Flyer by Shiva Addanki of Kaleidoscope (Via Saint Vitus)

Flyer by Shiva Addanki of Kaleidoscope (Via Saint Vitus)

Tenement, Dusk, Kaleidoscope, Fur Helmet
Thursday September 15, 8 pm at Saint Vitus: $10 

Driving down a dark road straight to hell with nothing but a bottle of tequila, a couple of mix tapes, and blood on your hands– that’s sorta getting at what Fur Helmet is all about. The psyched-out, bluesy rock band bleeds a sound that’s all howling regret and exile, which is funny coz they’re hardly outsider lone wolfs. Drummer Marc Grillo is an integral part of the Brooklyn punk scene and Alexander Heir did the layout design for their album.

On the other hand Dusk, a band out of Appleton, Wisconsin, descended directly from Fleetwood Mac and jammed in a frontperson with a voice taller than the Trump Tower.

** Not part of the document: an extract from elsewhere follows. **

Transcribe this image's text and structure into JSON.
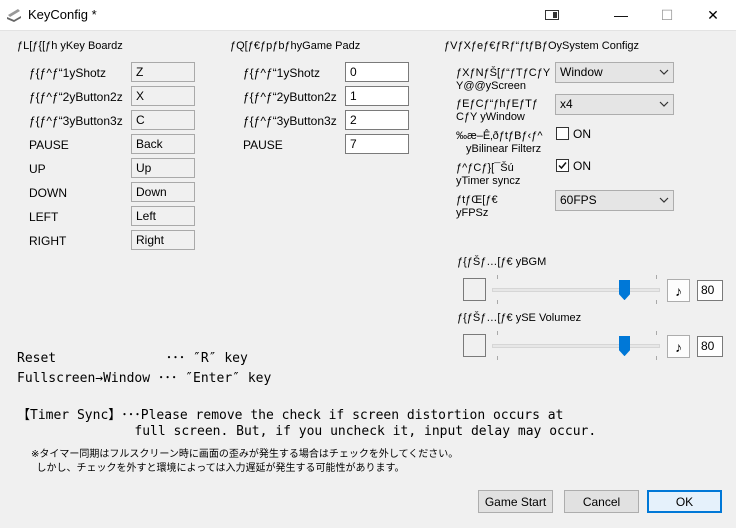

This band has sparkle and tracks like “Too Sweet” are recorded with a richness that only ads to the glam country vibes. Needless to say, we’re not seeing much of this stuff in New York City which leads me to wonder what in the dang hell is in the water in friggin’ Appleton, Wisconsin?

Wear a mouthguard– the holy-wow energy spewing from Kaleidoscope, a hometown cohort of punked-up whippersnappers, is bound to shatter a few teeth on contact.

Finally, if you’re a bird of a certain feather, then you don’t need an explanation for Tenement, an unusually melodic punk also outta Appleton. But their music is hardly for acquired tastes only or even mega fans of painful noise repetition and self-flagellation through sonic punishment. No, way– these boys have got crowd appeal while maintaining their too-legit-to-quit tude.